### What this task involves
Scan the records below. List lines holding "icon".
==== Information
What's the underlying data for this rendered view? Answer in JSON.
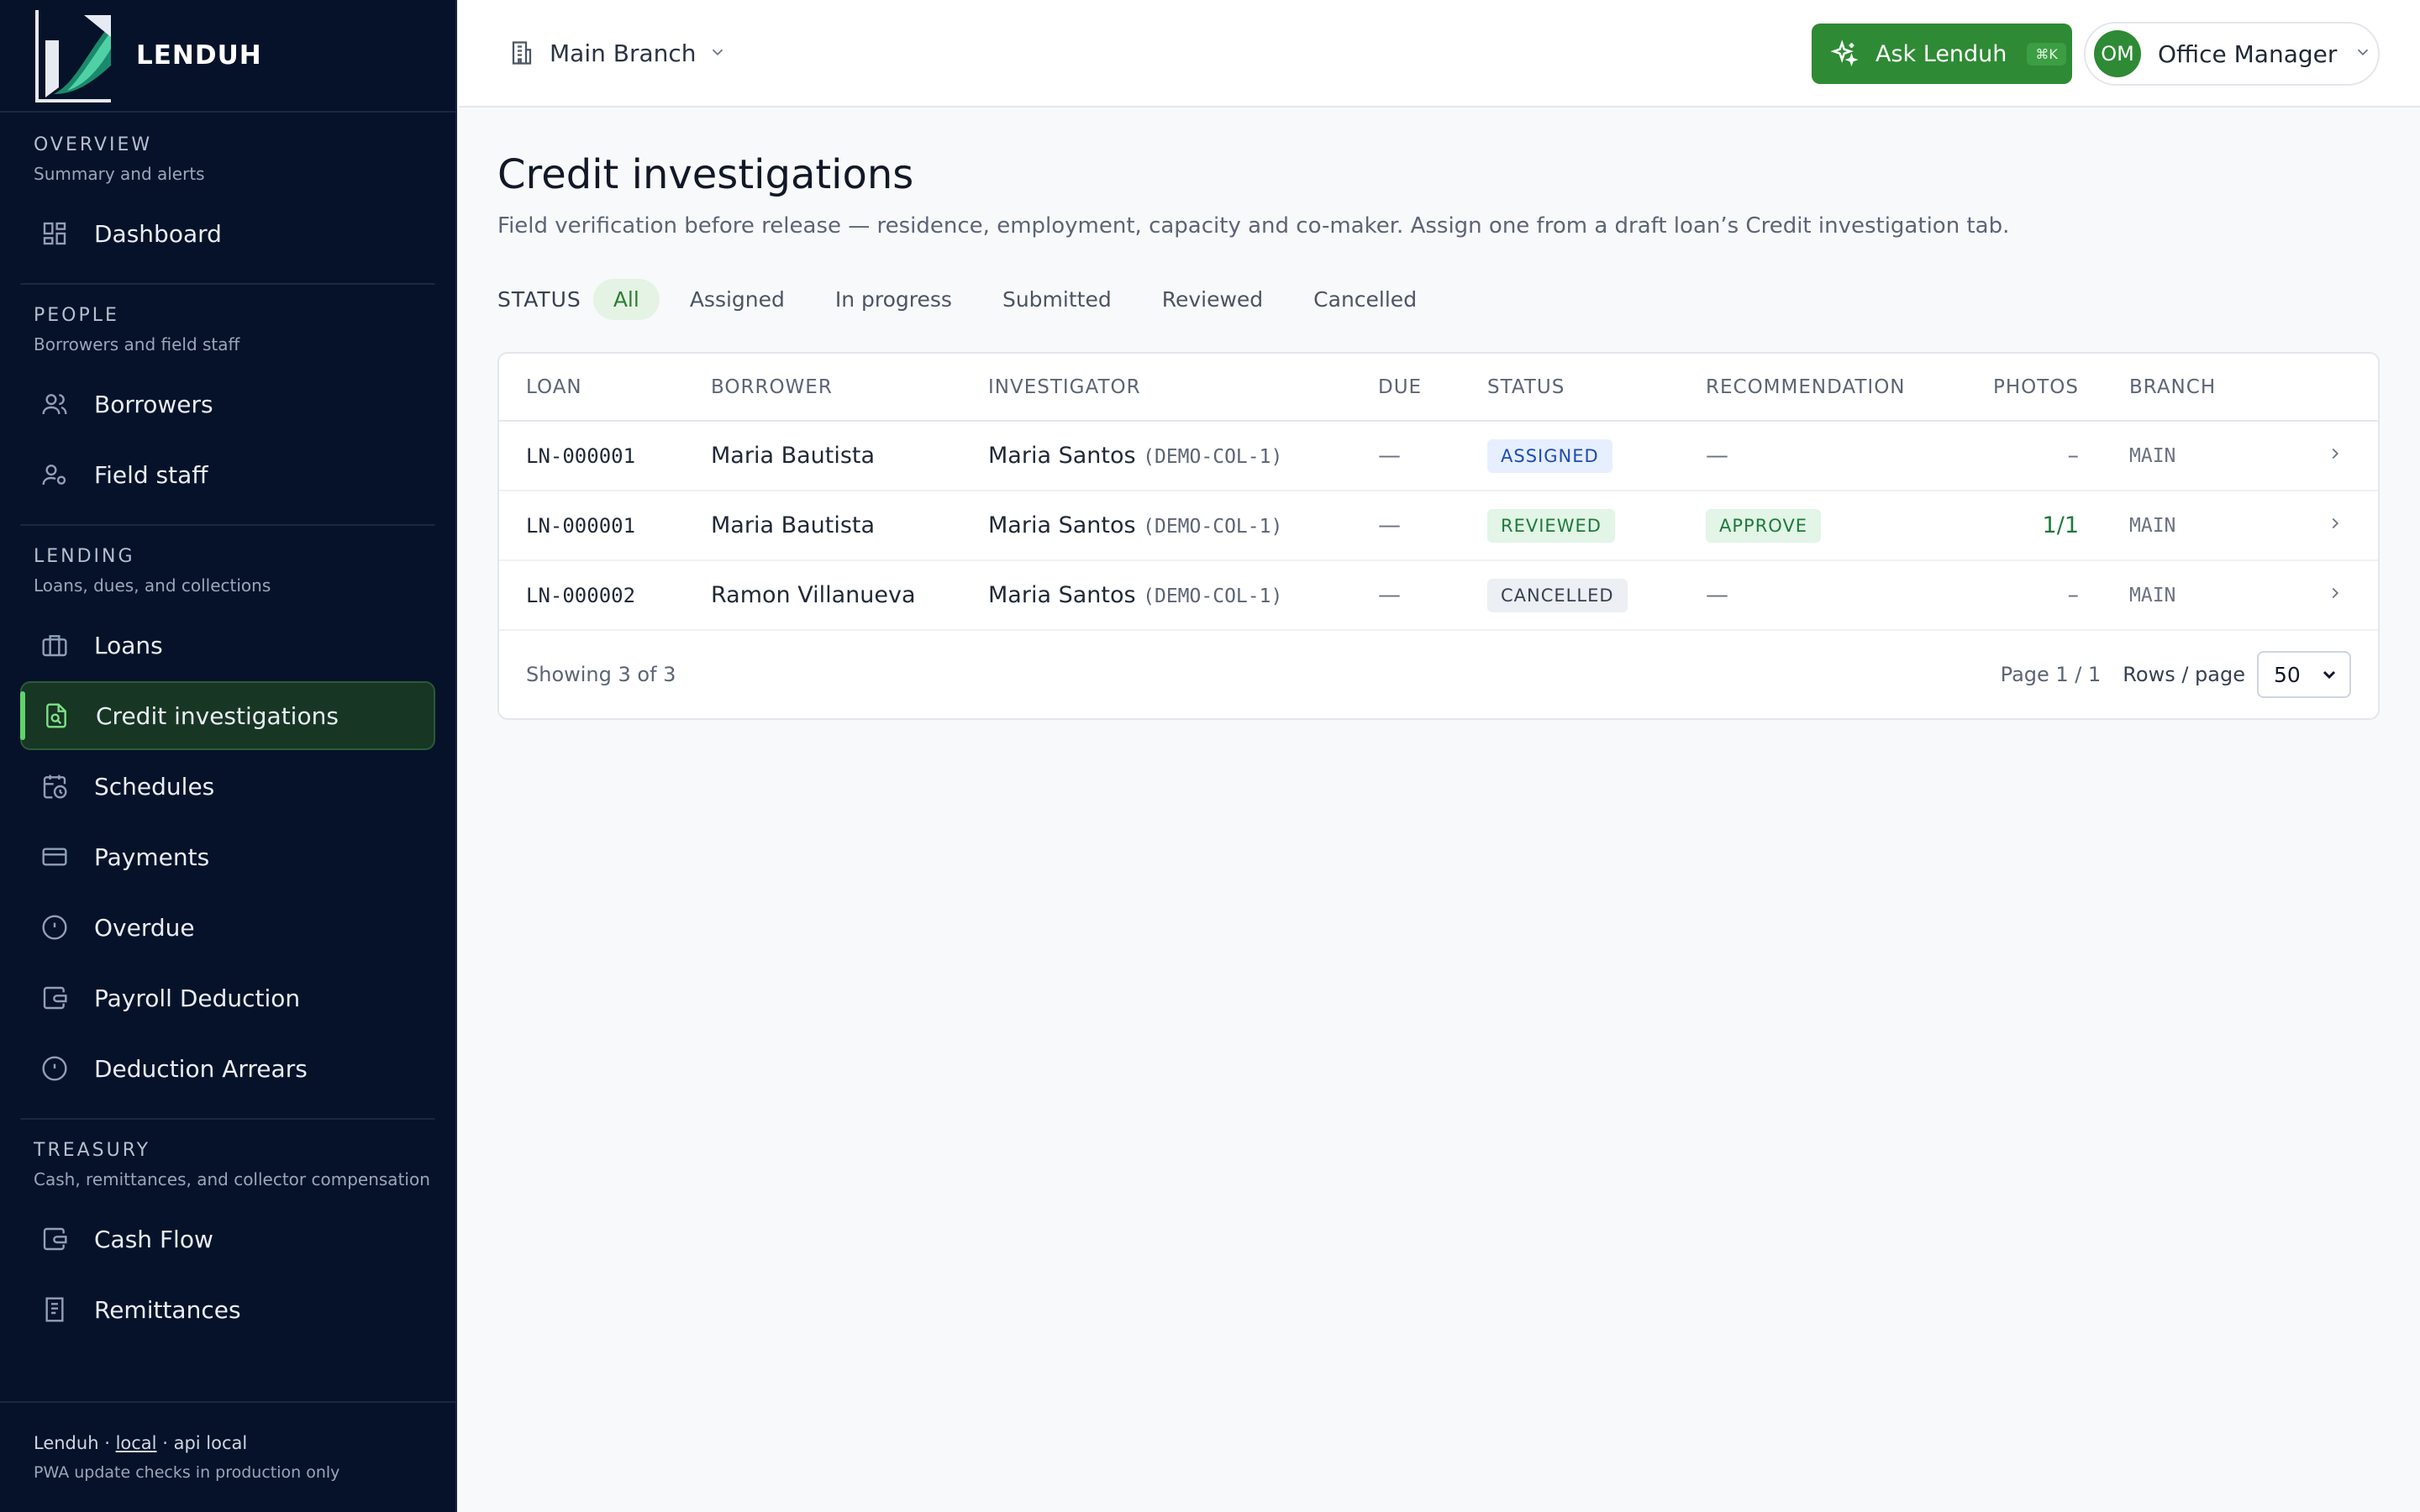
{
  "app": {
    "name": "LENDUH"
  },
  "sidebar": {
    "sections": [
      {
        "title": "OVERVIEW",
        "subtitle": "Summary and alerts",
        "items": [
          {
            "label": "Dashboard",
            "icon": "grid-icon"
          }
        ]
      },
      {
        "title": "PEOPLE",
        "subtitle": "Borrowers and field staff",
        "items": [
          {
            "label": "Borrowers",
            "icon": "users-icon"
          },
          {
            "label": "Field staff",
            "icon": "user-cog-icon"
          }
        ]
      },
      {
        "title": "LENDING",
        "subtitle": "Loans, dues, and collections",
        "items": [
          {
            "label": "Loans",
            "icon": "briefcase-icon"
          },
          {
            "label": "Credit investigations",
            "icon": "file-search-icon",
            "active": true
          },
          {
            "label": "Schedules",
            "icon": "calendar-clock-icon"
          },
          {
            "label": "Payments",
            "icon": "credit-card-icon"
          },
          {
            "label": "Overdue",
            "icon": "alert-circle-icon"
          },
          {
            "label": "Payroll Deduction",
            "icon": "wallet-icon"
          },
          {
            "label": "Deduction Arrears",
            "icon": "alert-circle-icon"
          }
        ]
      },
      {
        "title": "TREASURY",
        "subtitle": "Cash, remittances, and collector compensation",
        "items": [
          {
            "label": "Cash Flow",
            "icon": "wallet-icon"
          },
          {
            "label": "Remittances",
            "icon": "receipt-icon"
          }
        ]
      }
    ],
    "footer": {
      "app": "Lenduh",
      "env": "local",
      "api": "api local",
      "separator": "·",
      "note": "PWA update checks in production only"
    }
  },
  "header": {
    "branch": "Main Branch",
    "ask_label": "Ask Lenduh",
    "ask_shortcut": "⌘K",
    "user_initials": "OM",
    "user_role": "Office Manager"
  },
  "page": {
    "title": "Credit investigations",
    "description": "Field verification before release — residence, employment, capacity and co-maker. Assign one from a draft loan’s Credit investigation tab."
  },
  "filters": {
    "label": "STATUS",
    "options": [
      "All",
      "Assigned",
      "In progress",
      "Submitted",
      "Reviewed",
      "Cancelled"
    ],
    "selected": "All"
  },
  "table": {
    "columns": [
      "LOAN",
      "BORROWER",
      "INVESTIGATOR",
      "DUE",
      "STATUS",
      "RECOMMENDATION",
      "PHOTOS",
      "BRANCH"
    ],
    "rows": [
      {
        "loan": "LN-000001",
        "borrower": "Maria Bautista",
        "investigator": "Maria Santos",
        "investigator_code": "(DEMO-COL-1)",
        "due": "—",
        "status": "ASSIGNED",
        "recommendation": "—",
        "photos": "–",
        "branch": "MAIN"
      },
      {
        "loan": "LN-000001",
        "borrower": "Maria Bautista",
        "investigator": "Maria Santos",
        "investigator_code": "(DEMO-COL-1)",
        "due": "—",
        "status": "REVIEWED",
        "recommendation": "APPROVE",
        "photos": "1/1",
        "branch": "MAIN"
      },
      {
        "loan": "LN-000002",
        "borrower": "Ramon Villanueva",
        "investigator": "Maria Santos",
        "investigator_code": "(DEMO-COL-1)",
        "due": "—",
        "status": "CANCELLED",
        "recommendation": "—",
        "photos": "–",
        "branch": "MAIN"
      }
    ],
    "footer": {
      "showing": "Showing 3 of 3",
      "page": "Page 1 / 1",
      "rows_label": "Rows / page",
      "rows_value": "50"
    }
  },
  "colors": {
    "sidebar_bg": "#061229",
    "accent": "#2e8a35",
    "active_item": "#173623"
  }
}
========
### Answer section
            "icon": "grid-icon"
            "icon": "users-icon"
            "icon": "user-cog-icon"
            "icon": "briefcase-icon"
            "icon": "file-search-icon",
            "icon": "calendar-clock-icon"
            "icon": "credit-card-icon"
            "icon": "alert-circle-icon"
            "icon": "wallet-icon"
            "icon": "alert-circle-icon"
            "icon": "wallet-icon"
            "icon": "receipt-icon"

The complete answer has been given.